Task description –
From the data below, copy out every line in which the word "Normale" occurs.

Supplied material –
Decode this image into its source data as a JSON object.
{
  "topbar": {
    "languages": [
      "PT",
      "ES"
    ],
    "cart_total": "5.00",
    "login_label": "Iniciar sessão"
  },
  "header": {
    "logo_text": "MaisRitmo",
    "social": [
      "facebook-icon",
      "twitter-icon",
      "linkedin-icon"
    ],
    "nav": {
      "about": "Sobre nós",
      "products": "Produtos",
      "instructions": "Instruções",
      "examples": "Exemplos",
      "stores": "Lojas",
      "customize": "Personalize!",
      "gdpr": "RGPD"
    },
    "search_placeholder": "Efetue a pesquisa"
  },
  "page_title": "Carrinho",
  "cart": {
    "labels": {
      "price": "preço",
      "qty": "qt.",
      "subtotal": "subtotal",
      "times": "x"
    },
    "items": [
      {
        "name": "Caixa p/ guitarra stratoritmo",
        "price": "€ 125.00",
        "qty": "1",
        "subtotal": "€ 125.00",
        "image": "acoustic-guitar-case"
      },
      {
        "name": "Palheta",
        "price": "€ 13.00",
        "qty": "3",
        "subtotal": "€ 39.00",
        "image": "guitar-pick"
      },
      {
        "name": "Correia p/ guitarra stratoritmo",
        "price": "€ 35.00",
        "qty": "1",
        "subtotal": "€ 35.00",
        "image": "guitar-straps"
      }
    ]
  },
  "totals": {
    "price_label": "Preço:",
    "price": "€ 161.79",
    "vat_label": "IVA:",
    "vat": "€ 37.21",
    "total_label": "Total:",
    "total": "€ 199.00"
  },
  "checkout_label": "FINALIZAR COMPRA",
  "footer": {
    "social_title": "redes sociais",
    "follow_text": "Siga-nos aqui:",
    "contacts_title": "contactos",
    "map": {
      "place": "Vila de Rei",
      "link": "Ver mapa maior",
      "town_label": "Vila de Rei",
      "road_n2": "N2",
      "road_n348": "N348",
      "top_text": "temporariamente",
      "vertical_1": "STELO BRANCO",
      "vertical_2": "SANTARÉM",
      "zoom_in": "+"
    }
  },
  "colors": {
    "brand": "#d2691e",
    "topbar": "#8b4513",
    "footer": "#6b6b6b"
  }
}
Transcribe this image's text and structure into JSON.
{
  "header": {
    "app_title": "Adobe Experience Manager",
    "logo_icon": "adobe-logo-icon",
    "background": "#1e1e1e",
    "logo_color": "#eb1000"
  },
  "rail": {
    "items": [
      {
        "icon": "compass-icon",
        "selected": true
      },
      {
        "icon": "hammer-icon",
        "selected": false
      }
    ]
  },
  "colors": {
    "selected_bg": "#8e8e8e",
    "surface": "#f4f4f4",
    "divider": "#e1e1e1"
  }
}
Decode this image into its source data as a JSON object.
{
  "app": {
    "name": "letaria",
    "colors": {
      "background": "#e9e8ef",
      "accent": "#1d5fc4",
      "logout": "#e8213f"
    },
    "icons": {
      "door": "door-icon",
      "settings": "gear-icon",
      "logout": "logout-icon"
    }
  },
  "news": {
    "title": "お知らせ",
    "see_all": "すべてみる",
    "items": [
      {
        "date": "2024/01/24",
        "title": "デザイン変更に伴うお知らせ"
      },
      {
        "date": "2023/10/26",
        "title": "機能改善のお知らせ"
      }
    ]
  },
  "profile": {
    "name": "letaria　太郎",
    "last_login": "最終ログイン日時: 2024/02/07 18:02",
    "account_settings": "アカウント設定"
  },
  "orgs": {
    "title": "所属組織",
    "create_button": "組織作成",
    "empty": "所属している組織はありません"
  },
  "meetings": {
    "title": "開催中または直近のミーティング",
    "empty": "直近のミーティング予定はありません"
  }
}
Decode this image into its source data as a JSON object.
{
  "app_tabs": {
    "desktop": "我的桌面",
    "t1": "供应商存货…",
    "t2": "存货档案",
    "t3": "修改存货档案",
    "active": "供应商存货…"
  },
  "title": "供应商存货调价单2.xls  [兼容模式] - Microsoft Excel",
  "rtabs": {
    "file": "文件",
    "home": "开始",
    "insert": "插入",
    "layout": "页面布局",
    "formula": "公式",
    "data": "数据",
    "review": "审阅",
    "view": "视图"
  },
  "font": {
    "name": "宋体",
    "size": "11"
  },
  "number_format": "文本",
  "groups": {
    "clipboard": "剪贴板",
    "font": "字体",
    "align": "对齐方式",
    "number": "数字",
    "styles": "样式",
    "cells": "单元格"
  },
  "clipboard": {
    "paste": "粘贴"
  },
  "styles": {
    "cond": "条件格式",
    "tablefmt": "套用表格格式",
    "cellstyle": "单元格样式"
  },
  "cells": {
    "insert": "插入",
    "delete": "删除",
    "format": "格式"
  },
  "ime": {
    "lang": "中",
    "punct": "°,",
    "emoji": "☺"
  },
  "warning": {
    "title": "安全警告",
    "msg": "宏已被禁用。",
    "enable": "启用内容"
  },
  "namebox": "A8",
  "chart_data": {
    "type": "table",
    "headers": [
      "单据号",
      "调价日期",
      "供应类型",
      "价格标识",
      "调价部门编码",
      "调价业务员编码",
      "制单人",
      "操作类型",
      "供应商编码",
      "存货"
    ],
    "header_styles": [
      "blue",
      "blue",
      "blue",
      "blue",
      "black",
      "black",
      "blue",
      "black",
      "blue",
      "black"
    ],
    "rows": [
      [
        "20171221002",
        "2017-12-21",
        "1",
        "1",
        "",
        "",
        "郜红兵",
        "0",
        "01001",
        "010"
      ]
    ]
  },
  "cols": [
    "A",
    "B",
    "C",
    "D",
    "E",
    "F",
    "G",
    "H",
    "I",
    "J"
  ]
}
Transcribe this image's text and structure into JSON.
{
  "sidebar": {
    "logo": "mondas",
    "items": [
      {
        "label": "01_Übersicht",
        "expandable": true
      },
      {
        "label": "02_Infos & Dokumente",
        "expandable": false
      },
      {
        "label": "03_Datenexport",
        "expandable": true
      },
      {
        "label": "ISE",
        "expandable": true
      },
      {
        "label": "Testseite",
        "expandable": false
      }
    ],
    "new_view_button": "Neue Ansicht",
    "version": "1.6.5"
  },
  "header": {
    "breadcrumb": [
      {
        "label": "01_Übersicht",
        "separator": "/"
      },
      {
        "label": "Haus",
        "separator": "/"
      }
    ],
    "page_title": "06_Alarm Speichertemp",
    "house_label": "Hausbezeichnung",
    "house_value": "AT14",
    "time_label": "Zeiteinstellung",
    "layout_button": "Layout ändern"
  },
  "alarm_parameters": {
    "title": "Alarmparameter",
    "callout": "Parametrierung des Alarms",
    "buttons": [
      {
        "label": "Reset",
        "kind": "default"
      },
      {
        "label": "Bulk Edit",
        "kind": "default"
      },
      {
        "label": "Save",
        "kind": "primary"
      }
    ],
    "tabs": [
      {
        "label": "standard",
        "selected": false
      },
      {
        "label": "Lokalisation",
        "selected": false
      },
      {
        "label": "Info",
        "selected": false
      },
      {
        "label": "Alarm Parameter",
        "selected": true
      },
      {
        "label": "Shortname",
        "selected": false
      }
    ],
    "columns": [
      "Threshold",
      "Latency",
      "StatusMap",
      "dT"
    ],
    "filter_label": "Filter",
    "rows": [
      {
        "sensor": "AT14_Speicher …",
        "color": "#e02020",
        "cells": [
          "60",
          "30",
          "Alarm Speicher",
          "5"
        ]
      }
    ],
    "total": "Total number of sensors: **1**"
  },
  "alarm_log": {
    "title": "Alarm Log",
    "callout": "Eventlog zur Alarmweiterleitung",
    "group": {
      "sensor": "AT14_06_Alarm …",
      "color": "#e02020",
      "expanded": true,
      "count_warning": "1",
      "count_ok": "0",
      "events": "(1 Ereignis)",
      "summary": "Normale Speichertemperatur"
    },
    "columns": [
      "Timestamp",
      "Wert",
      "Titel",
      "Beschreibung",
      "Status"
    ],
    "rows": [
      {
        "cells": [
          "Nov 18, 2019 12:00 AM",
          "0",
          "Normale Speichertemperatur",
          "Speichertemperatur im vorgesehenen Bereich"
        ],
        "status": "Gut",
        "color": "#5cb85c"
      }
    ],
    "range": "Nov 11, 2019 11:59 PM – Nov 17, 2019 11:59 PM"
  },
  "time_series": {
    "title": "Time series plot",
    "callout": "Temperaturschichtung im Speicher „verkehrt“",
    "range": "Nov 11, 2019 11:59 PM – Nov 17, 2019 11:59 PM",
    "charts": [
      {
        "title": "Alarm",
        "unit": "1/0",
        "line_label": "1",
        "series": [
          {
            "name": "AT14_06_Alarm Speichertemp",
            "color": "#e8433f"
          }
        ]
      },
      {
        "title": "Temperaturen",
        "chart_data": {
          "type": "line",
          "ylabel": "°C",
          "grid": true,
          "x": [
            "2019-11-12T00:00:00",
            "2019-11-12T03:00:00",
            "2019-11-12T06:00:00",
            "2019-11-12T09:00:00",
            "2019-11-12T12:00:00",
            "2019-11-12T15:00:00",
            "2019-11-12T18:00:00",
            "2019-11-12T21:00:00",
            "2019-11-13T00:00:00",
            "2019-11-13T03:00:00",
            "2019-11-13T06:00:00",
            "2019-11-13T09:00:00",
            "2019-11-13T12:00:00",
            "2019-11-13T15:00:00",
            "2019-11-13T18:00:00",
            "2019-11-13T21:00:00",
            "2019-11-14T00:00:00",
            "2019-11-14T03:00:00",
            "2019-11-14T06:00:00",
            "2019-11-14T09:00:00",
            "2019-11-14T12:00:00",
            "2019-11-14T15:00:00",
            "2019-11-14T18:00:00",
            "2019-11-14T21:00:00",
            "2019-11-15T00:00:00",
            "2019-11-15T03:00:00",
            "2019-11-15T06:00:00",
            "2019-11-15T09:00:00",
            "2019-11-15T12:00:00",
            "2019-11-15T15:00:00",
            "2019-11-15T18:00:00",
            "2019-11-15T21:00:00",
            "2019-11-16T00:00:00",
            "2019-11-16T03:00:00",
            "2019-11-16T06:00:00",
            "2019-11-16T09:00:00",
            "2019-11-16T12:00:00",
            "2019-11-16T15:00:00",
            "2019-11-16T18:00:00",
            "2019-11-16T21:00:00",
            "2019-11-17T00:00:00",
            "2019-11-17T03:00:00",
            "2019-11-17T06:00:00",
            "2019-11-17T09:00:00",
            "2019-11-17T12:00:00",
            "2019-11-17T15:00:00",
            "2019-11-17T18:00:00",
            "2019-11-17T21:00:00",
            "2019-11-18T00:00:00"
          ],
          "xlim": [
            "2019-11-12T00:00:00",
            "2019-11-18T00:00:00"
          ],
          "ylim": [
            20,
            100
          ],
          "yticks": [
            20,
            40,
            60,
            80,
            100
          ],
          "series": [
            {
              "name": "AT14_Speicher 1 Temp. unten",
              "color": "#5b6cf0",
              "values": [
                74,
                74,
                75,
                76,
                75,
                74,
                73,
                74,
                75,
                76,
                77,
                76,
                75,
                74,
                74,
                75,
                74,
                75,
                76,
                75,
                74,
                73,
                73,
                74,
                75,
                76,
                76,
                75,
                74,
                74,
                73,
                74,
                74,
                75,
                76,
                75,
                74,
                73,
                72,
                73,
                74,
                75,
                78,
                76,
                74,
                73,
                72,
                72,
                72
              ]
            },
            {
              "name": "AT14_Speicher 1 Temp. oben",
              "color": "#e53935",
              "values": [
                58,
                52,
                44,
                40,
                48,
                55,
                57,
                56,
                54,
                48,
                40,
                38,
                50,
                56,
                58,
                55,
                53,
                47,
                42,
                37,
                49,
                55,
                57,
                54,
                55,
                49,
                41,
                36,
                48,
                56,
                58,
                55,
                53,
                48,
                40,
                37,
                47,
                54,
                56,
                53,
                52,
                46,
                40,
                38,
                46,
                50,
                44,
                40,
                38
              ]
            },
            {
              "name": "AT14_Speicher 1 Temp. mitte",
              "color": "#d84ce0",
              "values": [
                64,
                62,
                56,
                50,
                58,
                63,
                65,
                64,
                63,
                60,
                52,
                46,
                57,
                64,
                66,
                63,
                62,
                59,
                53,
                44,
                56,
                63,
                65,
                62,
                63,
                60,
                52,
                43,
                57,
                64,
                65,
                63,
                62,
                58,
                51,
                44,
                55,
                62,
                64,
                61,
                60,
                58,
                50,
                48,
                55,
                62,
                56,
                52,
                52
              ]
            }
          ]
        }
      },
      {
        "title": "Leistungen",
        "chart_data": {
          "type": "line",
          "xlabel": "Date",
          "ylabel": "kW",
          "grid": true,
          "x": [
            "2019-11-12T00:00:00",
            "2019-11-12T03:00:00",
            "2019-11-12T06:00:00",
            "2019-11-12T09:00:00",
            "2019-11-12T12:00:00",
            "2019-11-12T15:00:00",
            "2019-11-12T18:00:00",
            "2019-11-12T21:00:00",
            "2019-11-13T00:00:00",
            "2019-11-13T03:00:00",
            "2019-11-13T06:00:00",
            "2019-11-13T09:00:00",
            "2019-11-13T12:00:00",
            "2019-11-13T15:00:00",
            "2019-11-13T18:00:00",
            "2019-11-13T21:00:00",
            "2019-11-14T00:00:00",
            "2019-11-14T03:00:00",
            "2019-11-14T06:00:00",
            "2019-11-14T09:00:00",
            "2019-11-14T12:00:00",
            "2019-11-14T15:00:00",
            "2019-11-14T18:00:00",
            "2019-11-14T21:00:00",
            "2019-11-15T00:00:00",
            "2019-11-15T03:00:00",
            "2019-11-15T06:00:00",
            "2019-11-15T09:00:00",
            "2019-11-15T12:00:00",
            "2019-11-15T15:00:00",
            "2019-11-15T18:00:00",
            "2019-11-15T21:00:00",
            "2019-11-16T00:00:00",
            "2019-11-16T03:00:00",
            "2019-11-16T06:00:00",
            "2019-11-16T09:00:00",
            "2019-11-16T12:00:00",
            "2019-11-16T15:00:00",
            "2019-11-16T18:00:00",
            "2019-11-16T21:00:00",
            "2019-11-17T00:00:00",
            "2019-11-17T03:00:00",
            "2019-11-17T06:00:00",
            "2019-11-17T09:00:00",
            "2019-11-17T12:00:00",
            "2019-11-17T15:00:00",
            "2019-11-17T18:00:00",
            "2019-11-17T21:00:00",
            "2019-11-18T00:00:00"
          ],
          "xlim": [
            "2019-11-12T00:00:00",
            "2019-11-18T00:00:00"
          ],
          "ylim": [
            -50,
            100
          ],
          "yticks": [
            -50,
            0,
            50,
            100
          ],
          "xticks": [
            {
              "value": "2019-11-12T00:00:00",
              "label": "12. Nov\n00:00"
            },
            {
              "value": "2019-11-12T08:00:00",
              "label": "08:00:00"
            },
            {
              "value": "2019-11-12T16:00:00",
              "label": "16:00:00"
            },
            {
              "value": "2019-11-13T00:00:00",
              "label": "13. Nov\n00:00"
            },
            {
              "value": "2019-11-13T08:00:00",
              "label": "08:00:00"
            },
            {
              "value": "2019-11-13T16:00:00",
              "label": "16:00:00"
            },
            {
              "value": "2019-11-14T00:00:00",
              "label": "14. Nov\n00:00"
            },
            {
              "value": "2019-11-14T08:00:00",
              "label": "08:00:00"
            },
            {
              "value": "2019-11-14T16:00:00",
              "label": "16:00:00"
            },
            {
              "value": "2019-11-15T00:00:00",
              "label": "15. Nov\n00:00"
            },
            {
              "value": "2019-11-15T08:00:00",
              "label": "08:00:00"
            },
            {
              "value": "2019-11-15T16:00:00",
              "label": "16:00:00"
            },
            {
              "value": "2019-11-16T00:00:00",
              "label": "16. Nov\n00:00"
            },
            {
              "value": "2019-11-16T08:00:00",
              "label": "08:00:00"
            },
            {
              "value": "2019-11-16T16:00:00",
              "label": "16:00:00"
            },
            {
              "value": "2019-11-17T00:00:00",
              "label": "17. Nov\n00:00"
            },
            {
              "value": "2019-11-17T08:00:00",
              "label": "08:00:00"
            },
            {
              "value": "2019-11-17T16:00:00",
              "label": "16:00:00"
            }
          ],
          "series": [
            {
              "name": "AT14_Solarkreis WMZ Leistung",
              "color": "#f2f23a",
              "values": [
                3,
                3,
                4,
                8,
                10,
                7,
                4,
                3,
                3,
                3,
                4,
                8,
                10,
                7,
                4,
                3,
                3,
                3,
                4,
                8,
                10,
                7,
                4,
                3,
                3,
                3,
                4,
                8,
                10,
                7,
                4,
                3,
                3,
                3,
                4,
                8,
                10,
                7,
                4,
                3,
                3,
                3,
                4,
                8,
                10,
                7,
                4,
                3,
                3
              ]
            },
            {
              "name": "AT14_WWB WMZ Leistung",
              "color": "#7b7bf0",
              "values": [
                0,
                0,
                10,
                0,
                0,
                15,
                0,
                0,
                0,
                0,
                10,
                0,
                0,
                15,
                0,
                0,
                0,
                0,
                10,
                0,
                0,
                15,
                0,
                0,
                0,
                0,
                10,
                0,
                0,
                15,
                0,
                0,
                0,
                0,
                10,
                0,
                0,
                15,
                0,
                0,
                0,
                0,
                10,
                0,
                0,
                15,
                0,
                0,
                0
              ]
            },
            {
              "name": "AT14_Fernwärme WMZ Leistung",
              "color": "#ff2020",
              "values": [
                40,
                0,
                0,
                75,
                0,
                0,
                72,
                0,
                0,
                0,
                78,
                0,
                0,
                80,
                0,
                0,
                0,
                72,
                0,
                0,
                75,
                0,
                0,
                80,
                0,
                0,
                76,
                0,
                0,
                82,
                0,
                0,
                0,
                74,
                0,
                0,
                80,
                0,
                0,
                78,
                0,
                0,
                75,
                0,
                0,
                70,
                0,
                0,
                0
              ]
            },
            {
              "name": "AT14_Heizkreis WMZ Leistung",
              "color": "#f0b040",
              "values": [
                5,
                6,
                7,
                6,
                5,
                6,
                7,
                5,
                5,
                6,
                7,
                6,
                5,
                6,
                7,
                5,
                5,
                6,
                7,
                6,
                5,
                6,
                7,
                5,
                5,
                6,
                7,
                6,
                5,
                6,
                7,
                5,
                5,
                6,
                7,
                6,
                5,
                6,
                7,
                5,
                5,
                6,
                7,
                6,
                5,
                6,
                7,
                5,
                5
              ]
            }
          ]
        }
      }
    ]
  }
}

Result of this task –
      "summary": "Normale Speichertemperatur"
          "Normale Speichertemperatur",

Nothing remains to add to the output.